WE have two japanese maples in our front garden that appear to be ailing this year. It is fairly windy here but the trees typically are very healthy. We don’t see any insects on the leaves but it appears something is eating them and the leaves are curling slightly and dying. Please see pics. for help. Thank you
Thank you for contacting the Toronto Master Gardeners concering your ailing maple tree.
From your photo it appears that your Japanese maple is being attacked by Japanese beetles. These insects can be identified by their metallic brown to copper wings tinged with green and are seen hanging out on the leaves early in the morning or evening. Japanese beetles are an annoying pest that attacks a whole variety of plants on warm sunny days. The Ontario Ministry of Agriculture and Food has a website at the bottom of which there is a lists of plants that are most susceptible to damage by this insect an unfortunately Japanese maple is one of those plants.
Japanese beetles lay their eggs in the soil under lawns. The larvae will overwinter in the soil and continue feeding as the weather warms in the spring. Once the larvae are full grown, they will pupate and emerge as adults in late June and early July. The adult beetle will continue to feed on foliage through July and August.
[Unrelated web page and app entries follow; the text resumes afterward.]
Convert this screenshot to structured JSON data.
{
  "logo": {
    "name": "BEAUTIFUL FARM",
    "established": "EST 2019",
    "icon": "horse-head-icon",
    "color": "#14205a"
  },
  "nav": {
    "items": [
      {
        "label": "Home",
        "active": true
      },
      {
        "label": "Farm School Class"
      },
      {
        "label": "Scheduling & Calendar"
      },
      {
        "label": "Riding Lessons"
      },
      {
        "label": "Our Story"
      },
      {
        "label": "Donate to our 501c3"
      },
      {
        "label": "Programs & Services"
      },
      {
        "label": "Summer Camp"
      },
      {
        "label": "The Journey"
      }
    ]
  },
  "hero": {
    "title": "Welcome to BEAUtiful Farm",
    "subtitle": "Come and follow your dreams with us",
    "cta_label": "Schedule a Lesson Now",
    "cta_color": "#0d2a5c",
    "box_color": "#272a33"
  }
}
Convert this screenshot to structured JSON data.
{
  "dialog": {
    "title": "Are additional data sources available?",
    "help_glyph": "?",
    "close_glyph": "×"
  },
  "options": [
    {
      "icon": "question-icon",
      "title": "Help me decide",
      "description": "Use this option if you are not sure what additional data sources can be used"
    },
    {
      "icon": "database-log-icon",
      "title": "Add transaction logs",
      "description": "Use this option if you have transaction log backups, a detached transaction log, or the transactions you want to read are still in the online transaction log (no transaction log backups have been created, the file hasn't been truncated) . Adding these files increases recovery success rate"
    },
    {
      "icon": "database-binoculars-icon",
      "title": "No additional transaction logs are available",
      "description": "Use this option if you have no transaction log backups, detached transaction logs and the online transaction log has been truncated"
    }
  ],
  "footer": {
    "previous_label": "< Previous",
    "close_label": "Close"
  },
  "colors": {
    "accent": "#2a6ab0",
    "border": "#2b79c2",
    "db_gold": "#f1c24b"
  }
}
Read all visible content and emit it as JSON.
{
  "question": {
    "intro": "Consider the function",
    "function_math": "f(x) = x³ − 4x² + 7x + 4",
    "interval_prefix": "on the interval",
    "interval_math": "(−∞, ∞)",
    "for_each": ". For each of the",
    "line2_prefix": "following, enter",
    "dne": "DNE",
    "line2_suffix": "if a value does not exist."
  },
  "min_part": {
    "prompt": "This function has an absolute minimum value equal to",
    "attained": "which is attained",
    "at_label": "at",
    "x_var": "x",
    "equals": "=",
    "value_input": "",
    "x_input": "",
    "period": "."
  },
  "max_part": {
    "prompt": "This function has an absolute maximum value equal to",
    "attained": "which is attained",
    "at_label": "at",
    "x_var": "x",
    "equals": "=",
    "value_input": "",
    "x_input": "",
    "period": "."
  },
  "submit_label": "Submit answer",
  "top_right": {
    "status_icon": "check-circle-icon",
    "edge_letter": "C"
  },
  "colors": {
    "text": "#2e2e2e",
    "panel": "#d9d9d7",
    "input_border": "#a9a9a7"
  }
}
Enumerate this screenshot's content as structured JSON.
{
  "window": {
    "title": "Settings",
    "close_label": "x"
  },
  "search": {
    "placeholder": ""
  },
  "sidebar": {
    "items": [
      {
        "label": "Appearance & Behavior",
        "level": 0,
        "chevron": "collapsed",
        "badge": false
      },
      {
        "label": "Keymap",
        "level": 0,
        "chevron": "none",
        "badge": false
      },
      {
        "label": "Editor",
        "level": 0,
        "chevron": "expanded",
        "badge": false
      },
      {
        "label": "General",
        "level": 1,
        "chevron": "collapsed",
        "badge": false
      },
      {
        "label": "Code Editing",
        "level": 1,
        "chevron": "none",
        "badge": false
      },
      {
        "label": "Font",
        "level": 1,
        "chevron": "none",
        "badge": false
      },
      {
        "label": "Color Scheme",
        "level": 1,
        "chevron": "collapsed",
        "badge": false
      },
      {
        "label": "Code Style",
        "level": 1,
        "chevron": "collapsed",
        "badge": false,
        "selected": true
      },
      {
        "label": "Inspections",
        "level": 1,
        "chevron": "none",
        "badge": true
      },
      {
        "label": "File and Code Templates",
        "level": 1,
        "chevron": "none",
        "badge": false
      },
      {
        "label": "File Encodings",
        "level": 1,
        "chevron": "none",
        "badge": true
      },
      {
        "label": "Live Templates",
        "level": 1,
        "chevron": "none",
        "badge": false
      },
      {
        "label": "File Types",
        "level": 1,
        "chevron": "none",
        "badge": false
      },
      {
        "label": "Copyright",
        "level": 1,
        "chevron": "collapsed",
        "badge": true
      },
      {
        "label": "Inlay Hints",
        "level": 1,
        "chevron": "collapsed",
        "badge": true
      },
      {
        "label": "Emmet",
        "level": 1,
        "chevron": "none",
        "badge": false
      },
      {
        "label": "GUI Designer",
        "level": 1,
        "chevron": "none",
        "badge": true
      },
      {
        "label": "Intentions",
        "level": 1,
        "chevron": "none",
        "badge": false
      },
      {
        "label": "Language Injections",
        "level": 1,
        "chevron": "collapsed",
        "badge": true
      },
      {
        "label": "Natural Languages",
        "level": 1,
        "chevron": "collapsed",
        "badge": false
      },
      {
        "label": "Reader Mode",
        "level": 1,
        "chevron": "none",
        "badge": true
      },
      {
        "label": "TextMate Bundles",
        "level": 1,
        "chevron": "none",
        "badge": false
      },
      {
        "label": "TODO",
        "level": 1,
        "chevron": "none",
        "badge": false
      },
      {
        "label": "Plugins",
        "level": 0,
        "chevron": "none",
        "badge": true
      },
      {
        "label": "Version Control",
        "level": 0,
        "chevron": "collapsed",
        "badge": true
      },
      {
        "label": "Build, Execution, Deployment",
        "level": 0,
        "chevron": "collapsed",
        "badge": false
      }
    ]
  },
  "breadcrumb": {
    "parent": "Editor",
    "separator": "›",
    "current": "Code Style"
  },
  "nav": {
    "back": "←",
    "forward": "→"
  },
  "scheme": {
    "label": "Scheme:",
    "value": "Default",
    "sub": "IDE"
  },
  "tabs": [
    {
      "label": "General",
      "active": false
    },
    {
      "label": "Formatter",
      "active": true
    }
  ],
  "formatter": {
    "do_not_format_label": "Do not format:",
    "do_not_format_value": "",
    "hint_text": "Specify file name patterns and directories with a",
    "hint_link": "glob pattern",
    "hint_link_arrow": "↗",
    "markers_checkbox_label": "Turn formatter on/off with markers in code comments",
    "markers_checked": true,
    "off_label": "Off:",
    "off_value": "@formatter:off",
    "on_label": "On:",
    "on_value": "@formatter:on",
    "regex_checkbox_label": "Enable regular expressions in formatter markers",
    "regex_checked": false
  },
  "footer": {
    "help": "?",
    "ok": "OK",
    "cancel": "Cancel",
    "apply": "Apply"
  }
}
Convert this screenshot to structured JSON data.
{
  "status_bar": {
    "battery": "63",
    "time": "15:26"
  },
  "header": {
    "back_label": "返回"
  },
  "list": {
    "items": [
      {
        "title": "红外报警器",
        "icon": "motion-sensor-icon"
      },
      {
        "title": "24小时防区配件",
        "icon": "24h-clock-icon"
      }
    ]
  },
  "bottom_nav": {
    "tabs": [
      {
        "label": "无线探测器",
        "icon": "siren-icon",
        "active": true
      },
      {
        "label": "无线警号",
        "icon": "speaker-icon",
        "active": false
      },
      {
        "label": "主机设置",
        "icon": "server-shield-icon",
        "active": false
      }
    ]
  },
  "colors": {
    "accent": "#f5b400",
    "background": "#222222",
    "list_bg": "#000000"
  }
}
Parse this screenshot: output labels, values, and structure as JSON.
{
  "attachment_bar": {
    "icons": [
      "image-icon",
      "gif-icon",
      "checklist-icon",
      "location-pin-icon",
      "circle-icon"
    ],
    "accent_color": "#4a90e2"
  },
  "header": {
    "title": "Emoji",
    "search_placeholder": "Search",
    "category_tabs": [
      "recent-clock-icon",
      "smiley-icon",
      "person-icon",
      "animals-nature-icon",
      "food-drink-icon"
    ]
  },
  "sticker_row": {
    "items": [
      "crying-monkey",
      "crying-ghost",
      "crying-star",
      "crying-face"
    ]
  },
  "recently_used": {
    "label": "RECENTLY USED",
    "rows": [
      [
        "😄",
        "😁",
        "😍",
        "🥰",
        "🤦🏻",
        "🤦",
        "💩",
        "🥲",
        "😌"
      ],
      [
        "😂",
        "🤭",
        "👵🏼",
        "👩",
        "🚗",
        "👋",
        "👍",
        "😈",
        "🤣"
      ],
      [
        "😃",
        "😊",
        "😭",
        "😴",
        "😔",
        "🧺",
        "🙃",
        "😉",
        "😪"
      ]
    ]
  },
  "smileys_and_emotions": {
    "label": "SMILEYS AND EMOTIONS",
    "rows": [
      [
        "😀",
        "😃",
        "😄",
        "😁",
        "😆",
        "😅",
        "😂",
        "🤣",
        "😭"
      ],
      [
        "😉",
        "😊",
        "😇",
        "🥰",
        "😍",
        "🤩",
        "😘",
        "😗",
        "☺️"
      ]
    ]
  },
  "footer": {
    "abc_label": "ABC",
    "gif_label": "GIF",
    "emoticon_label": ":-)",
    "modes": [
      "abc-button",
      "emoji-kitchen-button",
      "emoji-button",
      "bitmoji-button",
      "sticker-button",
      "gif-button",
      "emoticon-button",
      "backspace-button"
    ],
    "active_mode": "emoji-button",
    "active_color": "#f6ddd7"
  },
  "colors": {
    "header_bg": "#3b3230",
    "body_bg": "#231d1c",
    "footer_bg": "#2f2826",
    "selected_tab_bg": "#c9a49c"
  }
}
The following information on controlling this pest is from an earlier post on our website:
“To control Japanese beetles you can either control the adult or the larvae. The best method (although still time consuming but strangely satisfying) is to go out in the early morning or in the late evening when they are not as likely to fly around and simply knock them into a small bucket/jar of water (add a few drops of soap) where they will drown. You will need to begin this process at the end of June or the beginning of July and continue until sometime in early August.”
This year I happen to notice that the infestation did not begin in large numbers until the end of July and it is still going strong. Most of my roses as well as perennial hibiscus, Rose of Sharon and Wisteria vine are currently providing a nice meal for these voracious beetles. You will find me outside morning and evening with my bucket of soapy water collecting these nasty pests. If you have a lawn surrounding your Japanese maple you could try controlling the larval stage with the application of beneficial nematodes to your lawn in late summer. Nematodes are a type of roundworm that feeds on grubs. Be sure to select a type of nematode specific to the larvae of Japanese beetles, and to apply as per manufacturer’s instructions.
“Nematodes are best applied in August and are watered into the affected area. They attack the larva of Japanese beetle, June bugs and European chafer all of which racoons and skunks like to dig up the lawn in search of. When applying nematodes it is important to keep them refrigerated until you are ready to apply them. Ideally they should be applied on an overcast morning or evening. If the lawn is dry it should be irrigated first with about ½ to 1 inch of water. You should prepare and use the entire pack and water (while agitating) them into the soil. You might need to irrigate the lawn again to “wash” the nematodes into the soil.”
The curling and drying of the leaves could be a result due to leaf scorch or improper watering. Watering deeply and less often is vital especially if it is growing in full sun. Mulching around the base of the tree will also help retain soil moisture but make sure the mulch is kept 3-6 inches away from the tree trunk. For some general advice on the care of Bloodgood Japanese Maple, the link below has some good information from the Missouri Botanical Garden.
Good Luck with your Japanese Maple.